Class Warfare

(redirected from class war)
Also found in: Dictionary, Thesaurus, Encyclopedia, Wikipedia.

Class Warfare

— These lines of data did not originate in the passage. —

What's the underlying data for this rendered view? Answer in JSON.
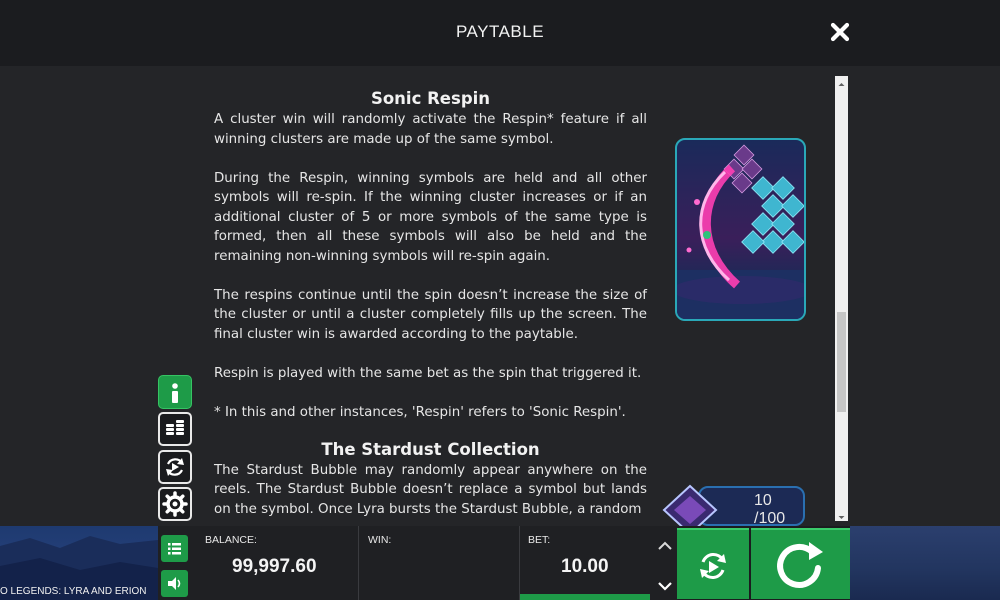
{
  "header": {
    "title": "PAYTABLE"
  },
  "paytable": {
    "section1": {
      "title": "Sonic Respin",
      "paragraphs": [
        "A cluster win will randomly activate the Respin* feature if all winning clusters are made up of the same symbol.",
        "During the Respin, winning symbols are held and all other symbols will re-spin. If the winning cluster increases or if an additional cluster of 5 or more symbols of the same type is formed, then all these symbols will also be held and the remaining non-winning symbols will re-spin again.",
        "The respins continue until the spin doesn’t increase the size of the cluster or until a cluster completely fills up the screen. The final cluster win is awarded according to the paytable.",
        "Respin is played with the same bet as the spin that triggered it.",
        "* In this and other instances, 'Respin' refers to 'Sonic Respin'."
      ]
    },
    "section2": {
      "title": "The Stardust Collection",
      "paragraphs": [
        "The Stardust Bubble may randomly appear anywhere on the reels. The Stardust Bubble doesn’t replace a symbol but lands on the symbol. Once Lyra bursts the Stardust Bubble, a random"
      ]
    },
    "counter": {
      "text": "10 /100"
    }
  },
  "side_menu": [
    {
      "name": "info",
      "icon": "info-icon",
      "active": true
    },
    {
      "name": "paytable",
      "icon": "coins-icon",
      "active": false
    },
    {
      "name": "autoplay",
      "icon": "autoplay-icon",
      "active": false
    },
    {
      "name": "settings",
      "icon": "gear-icon",
      "active": false
    }
  ],
  "bottom_bar": {
    "game_name": "O LEGENDS: LYRA AND ERION",
    "balance_label": "BALANCE:",
    "balance_value": "99,997.60",
    "win_label": "WIN:",
    "win_value": "",
    "bet_label": "BET:",
    "bet_value": "10.00"
  },
  "colors": {
    "accent_green": "#1e9b48",
    "panel_dark": "#242528",
    "header_dark": "#1b1c1f",
    "text": "#e6e6e6"
  }
}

In political science, the idea that social classes are perpetually in conflict for more economic and political power. For example, a corporation's management has the incentive to make the most money possible for shareholders, while unionized employees have the incentive to make the most money possible for themselves. Thus, a collective bargaining negotiation will be treated like a zero-sum game, in which one side wins and the other loses. The idea that class warfare is inevitable is not universally accepted, but it is a foundational element of communism and some forms of capitalism.
References in periodicals archive ?
At a time when capital was becoming more concentrated on a global scale, and more militant against non-owners of assets, they were declaring the class war over.
In Britain, the Labour Party, under Tony Blair, Gordon Brown, and Edward Miliband, was too coy even to mention the post-2008 intensification of the class war against the majority, leading to the rise across the Labour heartland of the U.
He wrote: "I obviously do not and did not support Class War in any way, let alone in an election.
It is the contention of this paper that Class War and Red Action developed a political identity that was in part shaped by a rejection of the cultural turn outlined above.
It feels a little like class war too and, right now, there is only one class winning.
There are probably not enough people of class left in this country to form a croquet league, let alone wage a class war.
But his son went on to found outrageous newspaper Class War in 1983, which campaigned for the overthrow of capitalism.
It was a period of industrial strife and class war among the dockside workers on whom Australia's international trade depended.
Now Palast is back with his new book, ``Armed Madhouse,'' which offers ``Dispatches from the Frontlines of the Class War.
Sorel was a civil servant who believed only class war could create lasting social change: Reflections On Violence provides an intriguing argument.
But what really impressed me in the novel was London's absolute neglect of easy moralism: the class war was a class war, not a confrontation between bad, selfish, greedy, cruel bosses and good, generous, loving, righteous workers.
He added: 'But this class war will condemn thousands of foxes to die much more painful deaths - and even to the extermination of the fox in large parts of the county.